## WORK REQUEST
Go through the entries below and pick out every line with "content".

## Dataset rows describing interfaces
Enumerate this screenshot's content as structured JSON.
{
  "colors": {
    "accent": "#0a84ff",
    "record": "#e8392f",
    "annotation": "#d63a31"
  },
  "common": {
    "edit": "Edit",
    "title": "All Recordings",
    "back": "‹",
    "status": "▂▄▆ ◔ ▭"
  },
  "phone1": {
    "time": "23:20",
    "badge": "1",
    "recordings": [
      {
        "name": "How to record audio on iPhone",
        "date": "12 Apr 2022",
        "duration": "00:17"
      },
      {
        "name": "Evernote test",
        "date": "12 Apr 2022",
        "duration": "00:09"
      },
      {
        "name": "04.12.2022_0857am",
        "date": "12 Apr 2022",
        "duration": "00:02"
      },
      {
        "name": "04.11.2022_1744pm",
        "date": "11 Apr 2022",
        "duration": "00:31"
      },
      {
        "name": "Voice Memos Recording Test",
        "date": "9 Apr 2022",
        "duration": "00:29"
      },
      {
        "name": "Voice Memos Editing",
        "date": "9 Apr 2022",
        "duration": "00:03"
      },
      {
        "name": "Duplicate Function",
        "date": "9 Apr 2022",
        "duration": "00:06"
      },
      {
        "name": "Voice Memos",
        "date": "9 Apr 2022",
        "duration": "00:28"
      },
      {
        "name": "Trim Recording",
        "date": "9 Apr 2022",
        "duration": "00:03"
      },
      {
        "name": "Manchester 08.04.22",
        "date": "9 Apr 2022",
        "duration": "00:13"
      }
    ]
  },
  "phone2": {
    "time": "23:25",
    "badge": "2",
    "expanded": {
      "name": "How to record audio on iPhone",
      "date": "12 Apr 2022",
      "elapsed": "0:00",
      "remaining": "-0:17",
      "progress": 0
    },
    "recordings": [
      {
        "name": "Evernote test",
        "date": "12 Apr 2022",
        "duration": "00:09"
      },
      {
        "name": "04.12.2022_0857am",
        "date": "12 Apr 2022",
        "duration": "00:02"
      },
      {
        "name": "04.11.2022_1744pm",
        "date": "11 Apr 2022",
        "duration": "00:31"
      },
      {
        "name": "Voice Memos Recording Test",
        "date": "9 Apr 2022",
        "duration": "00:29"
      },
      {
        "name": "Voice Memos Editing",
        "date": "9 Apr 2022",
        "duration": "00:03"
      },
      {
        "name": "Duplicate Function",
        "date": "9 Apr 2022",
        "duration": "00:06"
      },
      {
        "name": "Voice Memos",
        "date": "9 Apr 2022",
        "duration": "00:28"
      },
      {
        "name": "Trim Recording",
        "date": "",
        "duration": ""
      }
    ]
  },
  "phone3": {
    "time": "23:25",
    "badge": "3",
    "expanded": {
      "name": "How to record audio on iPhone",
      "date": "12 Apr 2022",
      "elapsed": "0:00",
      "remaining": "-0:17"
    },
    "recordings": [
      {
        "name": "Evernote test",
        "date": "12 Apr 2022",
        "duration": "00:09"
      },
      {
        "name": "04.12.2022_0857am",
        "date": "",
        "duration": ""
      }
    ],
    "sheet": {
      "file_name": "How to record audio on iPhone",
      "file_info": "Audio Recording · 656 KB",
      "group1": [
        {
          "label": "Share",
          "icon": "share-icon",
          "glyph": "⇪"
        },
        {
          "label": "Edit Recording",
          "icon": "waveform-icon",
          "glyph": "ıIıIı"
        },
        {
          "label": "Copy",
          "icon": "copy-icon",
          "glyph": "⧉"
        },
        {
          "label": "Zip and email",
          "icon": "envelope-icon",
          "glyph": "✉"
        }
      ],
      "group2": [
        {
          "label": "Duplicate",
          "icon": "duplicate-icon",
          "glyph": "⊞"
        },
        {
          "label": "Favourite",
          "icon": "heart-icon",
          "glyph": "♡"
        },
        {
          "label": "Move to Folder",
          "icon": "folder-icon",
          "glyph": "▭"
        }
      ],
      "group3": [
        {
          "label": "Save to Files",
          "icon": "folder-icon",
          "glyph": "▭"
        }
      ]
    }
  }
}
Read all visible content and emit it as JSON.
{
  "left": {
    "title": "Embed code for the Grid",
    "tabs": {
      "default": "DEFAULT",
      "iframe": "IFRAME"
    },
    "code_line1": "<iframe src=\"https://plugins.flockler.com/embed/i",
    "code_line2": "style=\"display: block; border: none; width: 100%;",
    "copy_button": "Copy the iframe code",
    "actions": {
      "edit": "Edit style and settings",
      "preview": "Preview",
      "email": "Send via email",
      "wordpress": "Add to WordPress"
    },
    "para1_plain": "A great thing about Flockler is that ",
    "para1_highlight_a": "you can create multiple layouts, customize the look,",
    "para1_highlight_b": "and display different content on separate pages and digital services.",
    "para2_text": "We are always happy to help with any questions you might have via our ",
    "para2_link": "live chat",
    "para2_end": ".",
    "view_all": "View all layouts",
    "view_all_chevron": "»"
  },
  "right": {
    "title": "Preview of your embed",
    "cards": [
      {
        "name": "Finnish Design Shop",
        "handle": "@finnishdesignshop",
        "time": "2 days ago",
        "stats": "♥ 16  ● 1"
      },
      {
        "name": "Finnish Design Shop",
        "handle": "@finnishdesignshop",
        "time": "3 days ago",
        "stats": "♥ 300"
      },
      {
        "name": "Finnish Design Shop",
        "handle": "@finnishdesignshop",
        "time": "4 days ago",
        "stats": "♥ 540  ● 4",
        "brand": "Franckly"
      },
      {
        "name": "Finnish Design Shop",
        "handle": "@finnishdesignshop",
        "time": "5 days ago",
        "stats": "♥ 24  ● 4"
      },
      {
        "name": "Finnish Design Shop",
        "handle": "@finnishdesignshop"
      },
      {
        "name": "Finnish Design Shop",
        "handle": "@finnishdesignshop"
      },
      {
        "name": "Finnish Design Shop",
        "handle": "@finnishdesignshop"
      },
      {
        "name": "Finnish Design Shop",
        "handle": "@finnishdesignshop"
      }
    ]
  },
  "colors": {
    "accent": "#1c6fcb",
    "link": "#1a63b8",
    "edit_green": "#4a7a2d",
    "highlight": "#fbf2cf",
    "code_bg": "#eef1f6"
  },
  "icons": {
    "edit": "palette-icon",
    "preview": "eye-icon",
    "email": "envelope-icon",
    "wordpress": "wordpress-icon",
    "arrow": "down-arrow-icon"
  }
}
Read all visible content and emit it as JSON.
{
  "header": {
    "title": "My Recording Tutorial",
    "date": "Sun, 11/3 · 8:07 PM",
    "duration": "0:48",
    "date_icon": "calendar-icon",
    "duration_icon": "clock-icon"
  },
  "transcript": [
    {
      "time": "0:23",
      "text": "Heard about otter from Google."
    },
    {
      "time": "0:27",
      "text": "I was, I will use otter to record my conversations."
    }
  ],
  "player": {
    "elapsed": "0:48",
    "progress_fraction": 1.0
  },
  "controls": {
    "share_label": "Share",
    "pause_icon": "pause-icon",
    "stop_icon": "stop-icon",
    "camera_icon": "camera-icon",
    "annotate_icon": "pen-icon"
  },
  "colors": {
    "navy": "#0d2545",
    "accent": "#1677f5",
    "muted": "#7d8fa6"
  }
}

## SOLUTION TO THIS PROBLEM
Enumerate this screenshot's content as structured JSON.
Read all visible content and emit it as JSON.
    "para1_highlight_b": "and display different content on separate pages and digital services.",
Read all visible content and emit it as JSON.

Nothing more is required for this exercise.